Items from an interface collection
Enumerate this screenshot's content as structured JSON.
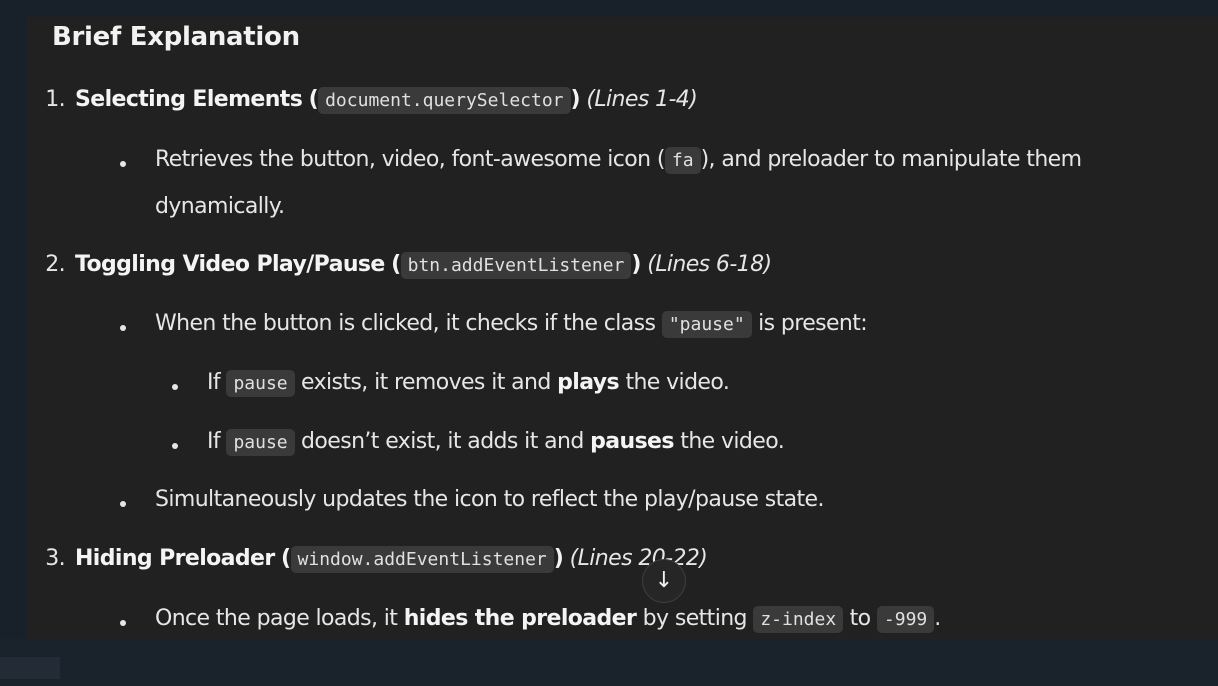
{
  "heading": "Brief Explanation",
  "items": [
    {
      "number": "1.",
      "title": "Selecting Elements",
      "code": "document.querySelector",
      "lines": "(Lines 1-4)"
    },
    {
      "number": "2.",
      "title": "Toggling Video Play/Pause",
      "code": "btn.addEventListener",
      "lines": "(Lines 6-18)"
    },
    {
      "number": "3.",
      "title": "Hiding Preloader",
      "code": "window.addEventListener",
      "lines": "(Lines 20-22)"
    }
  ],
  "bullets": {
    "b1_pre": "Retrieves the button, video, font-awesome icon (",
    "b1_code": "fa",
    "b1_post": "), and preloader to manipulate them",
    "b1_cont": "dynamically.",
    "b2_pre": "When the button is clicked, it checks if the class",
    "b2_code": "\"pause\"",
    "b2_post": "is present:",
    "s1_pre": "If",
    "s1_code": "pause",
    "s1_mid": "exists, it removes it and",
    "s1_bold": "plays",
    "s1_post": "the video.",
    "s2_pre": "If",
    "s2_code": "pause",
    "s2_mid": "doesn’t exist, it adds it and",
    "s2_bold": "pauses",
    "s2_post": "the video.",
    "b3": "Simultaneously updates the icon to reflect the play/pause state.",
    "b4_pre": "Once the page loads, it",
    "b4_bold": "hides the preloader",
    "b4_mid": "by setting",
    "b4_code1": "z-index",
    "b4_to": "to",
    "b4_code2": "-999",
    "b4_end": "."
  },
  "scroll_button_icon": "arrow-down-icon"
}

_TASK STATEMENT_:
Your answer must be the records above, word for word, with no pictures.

_RESULT_:
Enumerate this screenshot's content as structured JSON.
{
  "heading": "Brief Explanation",
  "items": [
    {
      "number": "1.",
      "title": "Selecting Elements",
      "code": "document.querySelector",
      "lines": "(Lines 1-4)"
    },
    {
      "number": "2.",
      "title": "Toggling Video Play/Pause",
      "code": "btn.addEventListener",
      "lines": "(Lines 6-18)"
    },
    {
      "number": "3.",
      "title": "Hiding Preloader",
      "code": "window.addEventListener",
      "lines": "(Lines 20-22)"
    }
  ],
  "bullets": {
    "b1_pre": "Retrieves the button, video, font-awesome icon (",
    "b1_code": "fa",
    "b1_post": "), and preloader to manipulate them",
    "b1_cont": "dynamically.",
    "b2_pre": "When the button is clicked, it checks if the class",
    "b2_code": "\"pause\"",
    "b2_post": "is present:",
    "s1_pre": "If",
    "s1_code": "pause",
    "s1_mid": "exists, it removes it and",
    "s1_bold": "plays",
    "s1_post": "the video.",
    "s2_pre": "If",
    "s2_code": "pause",
    "s2_mid": "doesn’t exist, it adds it and",
    "s2_bold": "pauses",
    "s2_post": "the video.",
    "b3": "Simultaneously updates the icon to reflect the play/pause state.",
    "b4_pre": "Once the page loads, it",
    "b4_bold": "hides the preloader",
    "b4_mid": "by setting",
    "b4_code1": "z-index",
    "b4_to": "to",
    "b4_code2": "-999",
    "b4_end": "."
  },
  "scroll_button_icon": "arrow-down-icon"
}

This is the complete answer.